START Supplied information
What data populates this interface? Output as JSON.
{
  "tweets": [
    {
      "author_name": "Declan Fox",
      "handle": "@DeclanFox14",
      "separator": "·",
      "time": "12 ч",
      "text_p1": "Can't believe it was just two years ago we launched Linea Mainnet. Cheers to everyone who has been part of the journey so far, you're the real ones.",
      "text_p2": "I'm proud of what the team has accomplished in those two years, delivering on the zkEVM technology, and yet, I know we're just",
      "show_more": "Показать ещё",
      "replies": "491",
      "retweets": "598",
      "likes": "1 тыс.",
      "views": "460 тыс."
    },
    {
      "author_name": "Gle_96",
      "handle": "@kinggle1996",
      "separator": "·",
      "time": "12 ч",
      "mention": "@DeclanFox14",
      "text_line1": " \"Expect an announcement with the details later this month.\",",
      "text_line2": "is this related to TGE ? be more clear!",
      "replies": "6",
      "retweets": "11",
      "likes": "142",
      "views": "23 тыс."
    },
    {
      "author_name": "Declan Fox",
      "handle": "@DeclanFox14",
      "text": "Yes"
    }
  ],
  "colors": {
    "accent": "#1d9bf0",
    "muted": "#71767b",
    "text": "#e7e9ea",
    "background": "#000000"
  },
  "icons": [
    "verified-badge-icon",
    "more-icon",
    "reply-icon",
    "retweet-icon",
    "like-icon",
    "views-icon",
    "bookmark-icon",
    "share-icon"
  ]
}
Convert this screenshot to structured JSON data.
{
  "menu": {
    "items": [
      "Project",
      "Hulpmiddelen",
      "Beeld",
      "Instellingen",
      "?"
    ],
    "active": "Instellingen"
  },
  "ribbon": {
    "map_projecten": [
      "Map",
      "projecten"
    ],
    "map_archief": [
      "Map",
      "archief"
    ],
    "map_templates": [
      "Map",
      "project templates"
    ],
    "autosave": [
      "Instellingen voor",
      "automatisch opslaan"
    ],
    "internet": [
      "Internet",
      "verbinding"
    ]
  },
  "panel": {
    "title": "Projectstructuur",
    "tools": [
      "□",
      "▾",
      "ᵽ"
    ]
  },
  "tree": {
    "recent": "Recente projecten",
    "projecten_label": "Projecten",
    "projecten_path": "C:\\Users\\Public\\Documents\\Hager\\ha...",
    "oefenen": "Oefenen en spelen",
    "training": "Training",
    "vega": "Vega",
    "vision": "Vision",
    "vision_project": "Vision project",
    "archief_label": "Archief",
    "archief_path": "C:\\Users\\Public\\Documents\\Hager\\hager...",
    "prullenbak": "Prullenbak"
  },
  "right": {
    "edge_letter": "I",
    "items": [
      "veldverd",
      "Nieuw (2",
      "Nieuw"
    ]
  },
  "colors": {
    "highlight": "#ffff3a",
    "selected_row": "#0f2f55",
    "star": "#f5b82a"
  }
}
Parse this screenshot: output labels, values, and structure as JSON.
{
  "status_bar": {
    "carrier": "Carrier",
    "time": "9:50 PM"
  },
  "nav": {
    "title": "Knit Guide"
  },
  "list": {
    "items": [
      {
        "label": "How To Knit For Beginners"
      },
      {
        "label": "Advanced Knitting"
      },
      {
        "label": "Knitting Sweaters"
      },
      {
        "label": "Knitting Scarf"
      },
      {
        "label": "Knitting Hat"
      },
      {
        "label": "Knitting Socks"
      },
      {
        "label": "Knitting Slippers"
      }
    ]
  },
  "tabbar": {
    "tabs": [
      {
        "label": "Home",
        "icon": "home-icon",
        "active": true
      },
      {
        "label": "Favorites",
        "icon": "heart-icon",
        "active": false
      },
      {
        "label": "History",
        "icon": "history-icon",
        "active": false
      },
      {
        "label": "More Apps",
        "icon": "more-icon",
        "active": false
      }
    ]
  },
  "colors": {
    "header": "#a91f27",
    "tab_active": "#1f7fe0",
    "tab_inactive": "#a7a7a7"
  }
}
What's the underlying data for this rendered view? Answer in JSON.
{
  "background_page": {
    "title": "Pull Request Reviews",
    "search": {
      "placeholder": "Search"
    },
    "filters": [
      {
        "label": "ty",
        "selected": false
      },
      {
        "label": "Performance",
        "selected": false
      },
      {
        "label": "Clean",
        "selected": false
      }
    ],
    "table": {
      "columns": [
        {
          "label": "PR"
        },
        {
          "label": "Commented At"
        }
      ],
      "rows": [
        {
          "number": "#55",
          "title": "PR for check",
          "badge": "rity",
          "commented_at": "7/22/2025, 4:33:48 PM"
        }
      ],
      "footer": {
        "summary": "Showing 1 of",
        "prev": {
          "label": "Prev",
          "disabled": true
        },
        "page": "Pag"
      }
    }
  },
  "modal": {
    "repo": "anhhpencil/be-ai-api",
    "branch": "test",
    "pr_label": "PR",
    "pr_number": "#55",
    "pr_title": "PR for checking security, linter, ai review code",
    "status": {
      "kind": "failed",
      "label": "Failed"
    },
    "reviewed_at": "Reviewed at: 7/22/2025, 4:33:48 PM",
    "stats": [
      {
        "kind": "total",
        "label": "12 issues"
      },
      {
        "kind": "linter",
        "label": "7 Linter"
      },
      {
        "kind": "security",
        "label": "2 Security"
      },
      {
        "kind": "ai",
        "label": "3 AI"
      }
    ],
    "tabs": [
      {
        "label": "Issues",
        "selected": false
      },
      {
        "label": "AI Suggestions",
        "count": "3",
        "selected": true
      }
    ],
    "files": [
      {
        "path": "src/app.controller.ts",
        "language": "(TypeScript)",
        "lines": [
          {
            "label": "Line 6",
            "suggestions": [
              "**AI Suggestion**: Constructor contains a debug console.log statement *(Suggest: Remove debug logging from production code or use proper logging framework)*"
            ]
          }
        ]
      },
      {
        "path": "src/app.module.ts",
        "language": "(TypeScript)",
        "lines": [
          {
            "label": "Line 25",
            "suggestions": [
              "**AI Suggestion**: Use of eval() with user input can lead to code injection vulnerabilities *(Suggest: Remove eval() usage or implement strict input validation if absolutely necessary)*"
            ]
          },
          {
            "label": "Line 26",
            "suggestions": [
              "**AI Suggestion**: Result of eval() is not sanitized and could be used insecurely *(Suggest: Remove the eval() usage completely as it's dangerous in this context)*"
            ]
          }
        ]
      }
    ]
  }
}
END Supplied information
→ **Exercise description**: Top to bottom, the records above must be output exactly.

→ **Answer to this exercise**:
What data populates this interface? Output as JSON.
{
  "tweets": [
    {
      "author_name": "Declan Fox",
      "handle": "@DeclanFox14",
      "separator": "·",
      "time": "12 ч",
      "text_p1": "Can't believe it was just two years ago we launched Linea Mainnet. Cheers to everyone who has been part of the journey so far, you're the real ones.",
      "text_p2": "I'm proud of what the team has accomplished in those two years, delivering on the zkEVM technology, and yet, I know we're just",
      "show_more": "Показать ещё",
      "replies": "491",
      "retweets": "598",
      "likes": "1 тыс.",
      "views": "460 тыс."
    },
    {
      "author_name": "Gle_96",
      "handle": "@kinggle1996",
      "separator": "·",
      "time": "12 ч",
      "mention": "@DeclanFox14",
      "text_line1": " \"Expect an announcement with the details later this month.\",",
      "text_line2": "is this related to TGE ? be more clear!",
      "replies": "6",
      "retweets": "11",
      "likes": "142",
      "views": "23 тыс."
    },
    {
      "author_name": "Declan Fox",
      "handle": "@DeclanFox14",
      "text": "Yes"
    }
  ],
  "colors": {
    "accent": "#1d9bf0",
    "muted": "#71767b",
    "text": "#e7e9ea",
    "background": "#000000"
  },
  "icons": [
    "verified-badge-icon",
    "more-icon",
    "reply-icon",
    "retweet-icon",
    "like-icon",
    "views-icon",
    "bookmark-icon",
    "share-icon"
  ]
}
Convert this screenshot to structured JSON data.
{
  "menu": {
    "items": [
      "Project",
      "Hulpmiddelen",
      "Beeld",
      "Instellingen",
      "?"
    ],
    "active": "Instellingen"
  },
  "ribbon": {
    "map_projecten": [
      "Map",
      "projecten"
    ],
    "map_archief": [
      "Map",
      "archief"
    ],
    "map_templates": [
      "Map",
      "project templates"
    ],
    "autosave": [
      "Instellingen voor",
      "automatisch opslaan"
    ],
    "internet": [
      "Internet",
      "verbinding"
    ]
  },
  "panel": {
    "title": "Projectstructuur",
    "tools": [
      "□",
      "▾",
      "ᵽ"
    ]
  },
  "tree": {
    "recent": "Recente projecten",
    "projecten_label": "Projecten",
    "projecten_path": "C:\\Users\\Public\\Documents\\Hager\\ha...",
    "oefenen": "Oefenen en spelen",
    "training": "Training",
    "vega": "Vega",
    "vision": "Vision",
    "vision_project": "Vision project",
    "archief_label": "Archief",
    "archief_path": "C:\\Users\\Public\\Documents\\Hager\\hager...",
    "prullenbak": "Prullenbak"
  },
  "right": {
    "edge_letter": "I",
    "items": [
      "veldverd",
      "Nieuw (2",
      "Nieuw"
    ]
  },
  "colors": {
    "highlight": "#ffff3a",
    "selected_row": "#0f2f55",
    "star": "#f5b82a"
  }
}
Parse this screenshot: output labels, values, and structure as JSON.
{
  "status_bar": {
    "carrier": "Carrier",
    "time": "9:50 PM"
  },
  "nav": {
    "title": "Knit Guide"
  },
  "list": {
    "items": [
      {
        "label": "How To Knit For Beginners"
      },
      {
        "label": "Advanced Knitting"
      },
      {
        "label": "Knitting Sweaters"
      },
      {
        "label": "Knitting Scarf"
      },
      {
        "label": "Knitting Hat"
      },
      {
        "label": "Knitting Socks"
      },
      {
        "label": "Knitting Slippers"
      }
    ]
  },
  "tabbar": {
    "tabs": [
      {
        "label": "Home",
        "icon": "home-icon",
        "active": true
      },
      {
        "label": "Favorites",
        "icon": "heart-icon",
        "active": false
      },
      {
        "label": "History",
        "icon": "history-icon",
        "active": false
      },
      {
        "label": "More Apps",
        "icon": "more-icon",
        "active": false
      }
    ]
  },
  "colors": {
    "header": "#a91f27",
    "tab_active": "#1f7fe0",
    "tab_inactive": "#a7a7a7"
  }
}
What's the underlying data for this rendered view? Answer in JSON.
{
  "background_page": {
    "title": "Pull Request Reviews",
    "search": {
      "placeholder": "Search"
    },
    "filters": [
      {
        "label": "ty",
        "selected": false
      },
      {
        "label": "Performance",
        "selected": false
      },
      {
        "label": "Clean",
        "selected": false
      }
    ],
    "table": {
      "columns": [
        {
          "label": "PR"
        },
        {
          "label": "Commented At"
        }
      ],
      "rows": [
        {
          "number": "#55",
          "title": "PR for check",
          "badge": "rity",
          "commented_at": "7/22/2025, 4:33:48 PM"
        }
      ],
      "footer": {
        "summary": "Showing 1 of",
        "prev": {
          "label": "Prev",
          "disabled": true
        },
        "page": "Pag"
      }
    }
  },
  "modal": {
    "repo": "anhhpencil/be-ai-api",
    "branch": "test",
    "pr_label": "PR",
    "pr_number": "#55",
    "pr_title": "PR for checking security, linter, ai review code",
    "status": {
      "kind": "failed",
      "label": "Failed"
    },
    "reviewed_at": "Reviewed at: 7/22/2025, 4:33:48 PM",
    "stats": [
      {
        "kind": "total",
        "label": "12 issues"
      },
      {
        "kind": "linter",
        "label": "7 Linter"
      },
      {
        "kind": "security",
        "label": "2 Security"
      },
      {
        "kind": "ai",
        "label": "3 AI"
      }
    ],
    "tabs": [
      {
        "label": "Issues",
        "selected": false
      },
      {
        "label": "AI Suggestions",
        "count": "3",
        "selected": true
      }
    ],
    "files": [
      {
        "path": "src/app.controller.ts",
        "language": "(TypeScript)",
        "lines": [
          {
            "label": "Line 6",
            "suggestions": [
              "**AI Suggestion**: Constructor contains a debug console.log statement *(Suggest: Remove debug logging from production code or use proper logging framework)*"
            ]
          }
        ]
      },
      {
        "path": "src/app.module.ts",
        "language": "(TypeScript)",
        "lines": [
          {
            "label": "Line 25",
            "suggestions": [
              "**AI Suggestion**: Use of eval() with user input can lead to code injection vulnerabilities *(Suggest: Remove eval() usage or implement strict input validation if absolutely necessary)*"
            ]
          },
          {
            "label": "Line 26",
            "suggestions": [
              "**AI Suggestion**: Result of eval() is not sanitized and could be used insecurely *(Suggest: Remove the eval() usage completely as it's dangerous in this context)*"
            ]
          }
        ]
      }
    ]
  }
}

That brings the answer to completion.